Russians love a good party and New Year is the biggest party of the year. Every man, woman and child across the country will be celebrating in some way or another and with Moscow being the capital you are spoilt for choice with ways to enjoy the holiday season. And New Year’s night is just the start of it. In Russia the holidays go on for days and even weeks, so get ready for some partying, drinking and a whole lot of S Novim Godom! (Happy New Year!)
The celebrations on Moscow’s Red Square are the centre point of New Year celebrations across the country - when the Kremlin bells ring out, the New Year has really gotten started. Getting on to Red Square for New Year to see the fireworks, listen to the bells and hug random members of the public can be more difficult that breaking into fort Knox though. Security checks surround the whole area for blocks and blocks and if you don’t arrive there at at least 21:00 you stand very little chance of getting near the square. If you do get in, watch out for flying fireworks, corks, pick-pockets, ice and of course the possibility that you might get very, very drunk.
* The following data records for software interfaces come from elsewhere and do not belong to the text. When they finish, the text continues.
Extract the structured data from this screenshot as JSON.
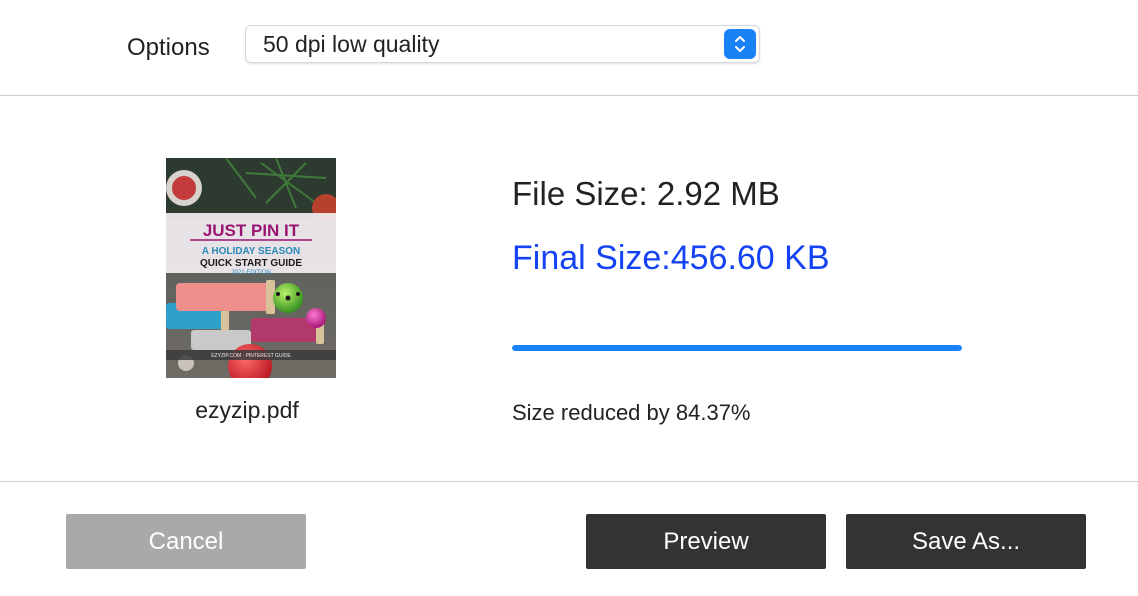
{
  "options": {
    "label": "Options",
    "selected": "50 dpi low quality"
  },
  "file": {
    "name": "ezyzip.pdf",
    "thumbnail": {
      "title": "JUST PIN IT",
      "subtitle_line1": "A HOLIDAY SEASON",
      "subtitle_line2": "QUICK START GUIDE",
      "edition": "2021 EDITION",
      "footer": "EZYZIP.COM · PINTEREST GUIDE"
    }
  },
  "stats": {
    "file_size": "File Size: 2.92 MB",
    "final_size": "Final Size:456.60 KB",
    "reduced": "Size reduced by 84.37%",
    "progress": 1.0
  },
  "buttons": {
    "cancel": "Cancel",
    "preview": "Preview",
    "save_as": "Save As..."
  },
  "colors": {
    "accent": "#1a82f7",
    "final_size_text": "#1442f5",
    "button_dark": "#333333",
    "button_disabled": "#a9a9a9"
  }
}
Typical Russian New Year
Most Russian families like to celebrate New Year at home. The New Year dinner traditionally consists of numerous salads (including the famous mayonnaise loaded oliviye salad), cold meats, pickles and tangerines (that last one is a kick back to Soviet times when getting fresh fruits in the winter was a real luxury). Drinks on the table will typically include Sovietskoye Shampanskoye the super sweet, mass produced sparkling wine that Russians love, a couple of bottles of vodka or cognac and juices for the kids. The meal starts quite late and leads up to the moment when the Kremlin clocks strike midnight and the Russian president addresses the nation on TV. After that the real party starts and can keep going until the wee hours.
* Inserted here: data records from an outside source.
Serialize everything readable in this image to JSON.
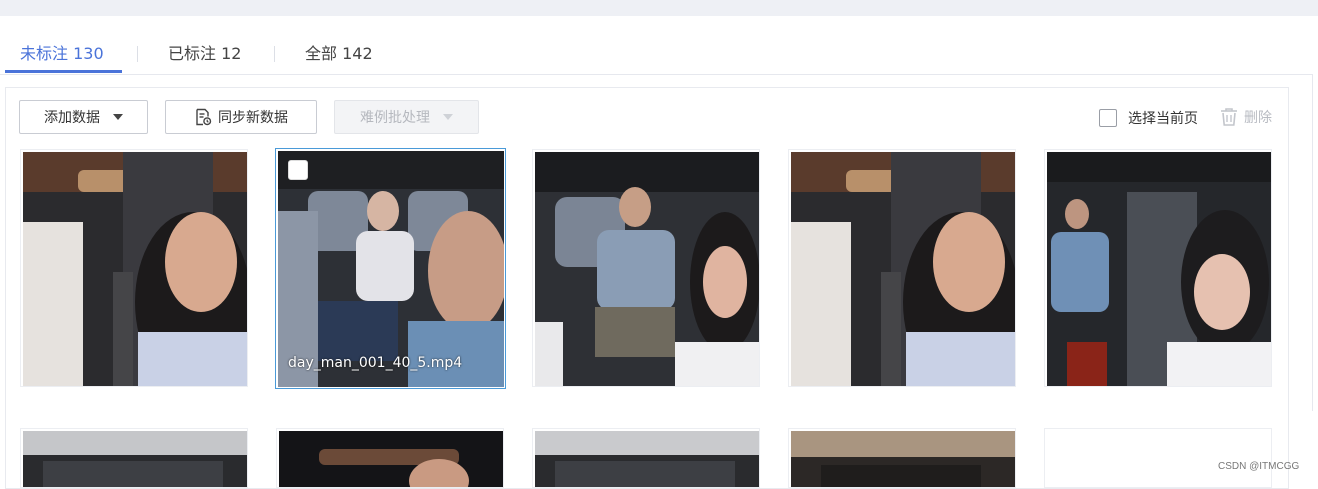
{
  "tabs": [
    {
      "label": "未标注 130",
      "active": true
    },
    {
      "label": "已标注 12",
      "active": false
    },
    {
      "label": "全部 142",
      "active": false
    }
  ],
  "toolbar": {
    "add_data_label": "添加数据",
    "sync_label": "同步新数据",
    "hard_case_label": "难例批处理",
    "select_page_label": "选择当前页",
    "delete_label": "删除"
  },
  "cards": [
    {
      "scene": "woman-driver-front",
      "name": ""
    },
    {
      "scene": "man-rear-woman-phone",
      "name": "day_man_001_40_5.mp4",
      "hovered": true
    },
    {
      "scene": "man-rear-woman-foreground",
      "name": ""
    },
    {
      "scene": "woman-driver-front",
      "name": ""
    },
    {
      "scene": "man-rear-woman-looking-down",
      "name": ""
    },
    {
      "scene": "cabin-ceiling",
      "name": ""
    },
    {
      "scene": "cabin-ceiling-dark",
      "name": ""
    },
    {
      "scene": "cabin-ceiling",
      "name": ""
    },
    {
      "scene": "cabin-ceiling-warm",
      "name": ""
    },
    {
      "scene": "empty",
      "name": ""
    }
  ],
  "watermark": "CSDN @ITMCGG",
  "colors": {
    "accent": "#4a73d9",
    "hover_border": "#4a9ad8"
  }
}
New Year for Kids
Everyone knows that Kids love Christmas but in Russia it’s all about New Year. On the night of the 31st of December the children gather around their yolka or Christmas tree and start shouting for Grandfather Frost or Ded Moroz (the Russian Santa Claus) to come. After the children have screamed and sang loud and nice enough Ded Moroz arrives with his beautiful helper Snegurochka the snow maiden, lights up the Christmas tree and starts doling out the presents. The yolka celebration is a popular show for kids and many theatres around town do their own version of the tall frosty man’s magical visit. According to Russian legend Ded Moroz and Snegurochka live in Veliky Ustiug in northern Russia. Ded Moroz has the power to freeze things with his big magical stick that he travels with while his granddaughter Snegurochka is said to actually have been created from snow.
They think it's all over! Think again...
No sooner have the New Year parties died down than, the Russians start getting into celebratory mode all over again with the arrival of Russian Christmas, ‘Old New Year’ and err, going back to the office on the January 10. Here are some things you can expect to see during the rest of the holidays.
07/01 Russian Christmas
According to the Russian Orthodox calendar, Christmas lands on January 07 and is a much more solemn and religious affair than in the west. On Christmas eve religious families usually attend a midnight mass at church starting around 22:00 during which there is a special Christmas service including a procession with candles around the church known as the ‘krestny khod’. After the Christmas mass they return home to start the feasting with a huge supper that traditionally consists of 12 courses symbolic of the 12 apostles. The most important part of the Christmas meal is a porridge called kutya, which is made of wheat berries, honey and poppy seeds symbolic of happiness, success and untroubled rest. According to tradition some families used to throw a spoon of the kutya up to the ceiling and if the porridge stuck (hopefully without leaving a stain), there would be a plentiful harvest in the coming year.
13/01 Old New Year
With Orthodox Christmas falling on a different date to the west, it’s only logical that in Russia there is a second new year too. January 13 marks the old date when New Year was celebrated (still with us?) and is yet another excuse to start popping open those champagne bottles and start partying all over again! The period between Russian Christmas and old new year is said to be a very auspicious time for making predictions about the future and getting your fortune told. One of the favourite ways to gadat (tell ones fortune) is to melt wax and drop it into water. The shape that it solidifies into should tell you something about your future. Other methods include burning wishes written on paper and then sprinkling them into your champagne or the extreme practice of sitting alone in a Russian bathhouse with only a candle and mirror for company. They say if you stare into the mirror long enough you’ll see your future….